Within Trump’s first 40 days, his actions have already caused concern among liberal and conservative students alike. Kaufman has some reservations about Trump’s first power moves in office.

“I think there’s been some things that he’s done well,” Kaufman said. “I mean he’s been trying to follow up on his campaign promises, but there have been some things that haven’t gone well, like the travel ban, and he’s said some dumb things, which isn’t exactly what I wanted to see.”

NYU’s generally antagonistic attitude toward the current administration has prompted some Republican students to feel defensive of their political beliefs. Joseph believes that many of NYU’s liberal students will eventually shift their political allegiances.

“The way I see it, these students, they’re going through a phase, they’re going to grow out of it in a few years,” Joseph said. “And this whole fighting fascists or what they perceive to be fascism, it’s fashion to them. It’s LARPing. They want to fight the mythical dragon or the Nazis that don’t exist.”

On the other hand, Cunningham believes these challenges to her political ideology have led her to take an academic approach to political discussions.

“I feel like I need to be more socially aware and politically aware to be able to back up my views,” Cunningham said. “Everyone should.”

As inclusive as NYU is, she believes this election seems to have marginalized Republicans on campus.

“We are a school that should embrace diversity, but I feel like when that comes to political views, that’s not the case at all,” Cunningham said.

Joseph, Cunningham, and Kaufman all identified different issues as their highest political concerns. Their varying priorities testify to the range of conservative views on campus.

As the Trump administration embarks on what will surely be a bold tenure, the on campus minority of students that support him find themselves in a prominent position despite their small numbers.
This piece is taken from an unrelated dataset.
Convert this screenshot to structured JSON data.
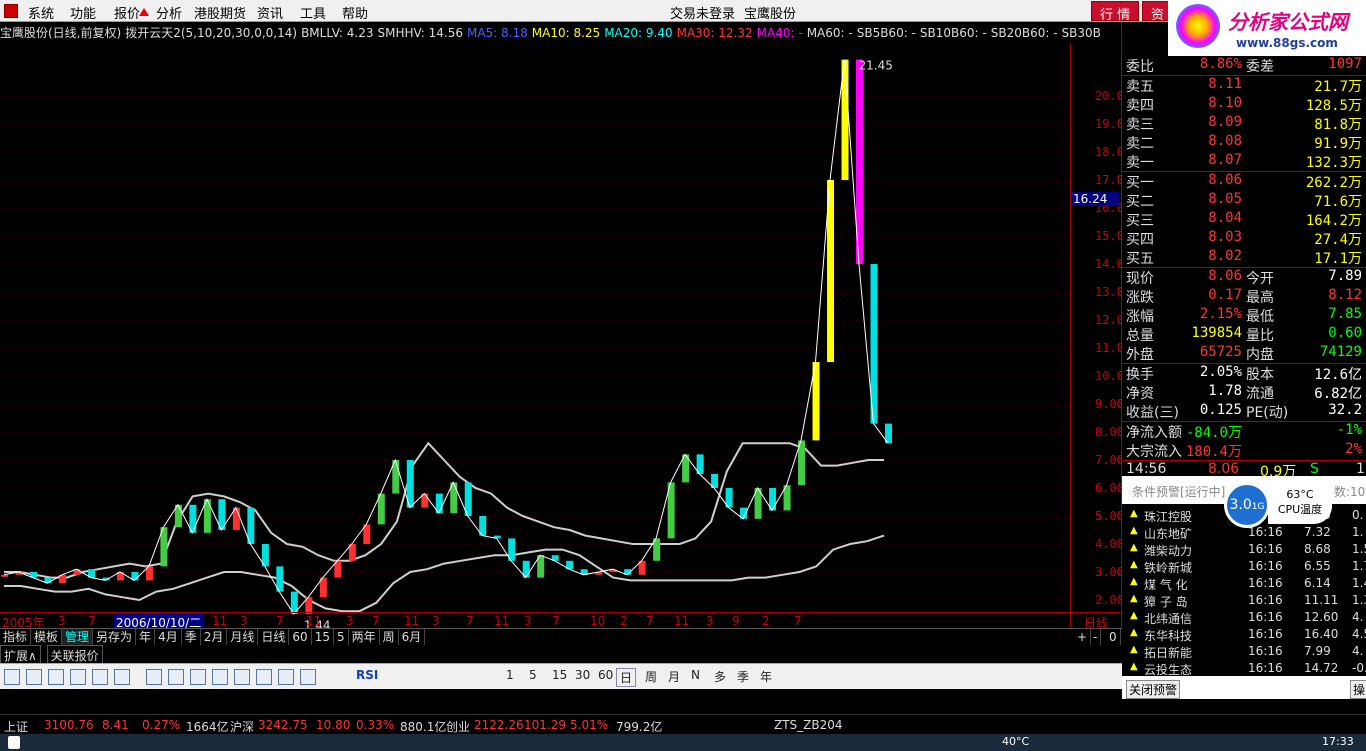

Only time will tell what lasting impression this administration and their supporters will have on NYU’s campus.

A version of this article appeared in the Monday, March 6th print edition. Email Alyssa Kelly at [email protected].